The response must match the data below exactly, line for line.

_DATA EXTRACTS:_
────────────────

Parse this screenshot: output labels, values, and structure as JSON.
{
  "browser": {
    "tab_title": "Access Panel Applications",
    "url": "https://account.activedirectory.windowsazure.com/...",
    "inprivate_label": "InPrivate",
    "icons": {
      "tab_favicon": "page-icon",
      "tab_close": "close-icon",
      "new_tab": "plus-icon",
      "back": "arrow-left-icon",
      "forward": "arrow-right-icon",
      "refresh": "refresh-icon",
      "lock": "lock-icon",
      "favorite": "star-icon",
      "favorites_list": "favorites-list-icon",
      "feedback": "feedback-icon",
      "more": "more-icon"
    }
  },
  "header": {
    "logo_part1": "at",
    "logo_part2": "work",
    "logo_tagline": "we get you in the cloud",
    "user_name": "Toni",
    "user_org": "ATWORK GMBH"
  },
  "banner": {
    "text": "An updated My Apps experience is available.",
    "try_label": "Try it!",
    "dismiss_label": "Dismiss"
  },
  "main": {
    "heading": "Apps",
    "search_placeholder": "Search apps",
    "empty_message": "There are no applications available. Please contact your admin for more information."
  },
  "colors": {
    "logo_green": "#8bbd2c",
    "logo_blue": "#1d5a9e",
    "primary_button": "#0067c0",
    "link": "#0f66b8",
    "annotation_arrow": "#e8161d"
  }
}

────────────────

_ANSWER SECTION:_
Parse this screenshot: output labels, values, and structure as JSON.
{
  "browser": {
    "tab_title": "Access Panel Applications",
    "url": "https://account.activedirectory.windowsazure.com/...",
    "inprivate_label": "InPrivate",
    "icons": {
      "tab_favicon": "page-icon",
      "tab_close": "close-icon",
      "new_tab": "plus-icon",
      "back": "arrow-left-icon",
      "forward": "arrow-right-icon",
      "refresh": "refresh-icon",
      "lock": "lock-icon",
      "favorite": "star-icon",
      "favorites_list": "favorites-list-icon",
      "feedback": "feedback-icon",
      "more": "more-icon"
    }
  },
  "header": {
    "logo_part1": "at",
    "logo_part2": "work",
    "logo_tagline": "we get you in the cloud",
    "user_name": "Toni",
    "user_org": "ATWORK GMBH"
  },
  "banner": {
    "text": "An updated My Apps experience is available.",
    "try_label": "Try it!",
    "dismiss_label": "Dismiss"
  },
  "main": {
    "heading": "Apps",
    "search_placeholder": "Search apps",
    "empty_message": "There are no applications available. Please contact your admin for more information."
  },
  "colors": {
    "logo_green": "#8bbd2c",
    "logo_blue": "#1d5a9e",
    "primary_button": "#0067c0",
    "link": "#0f66b8",
    "annotation_arrow": "#e8161d"
  }
}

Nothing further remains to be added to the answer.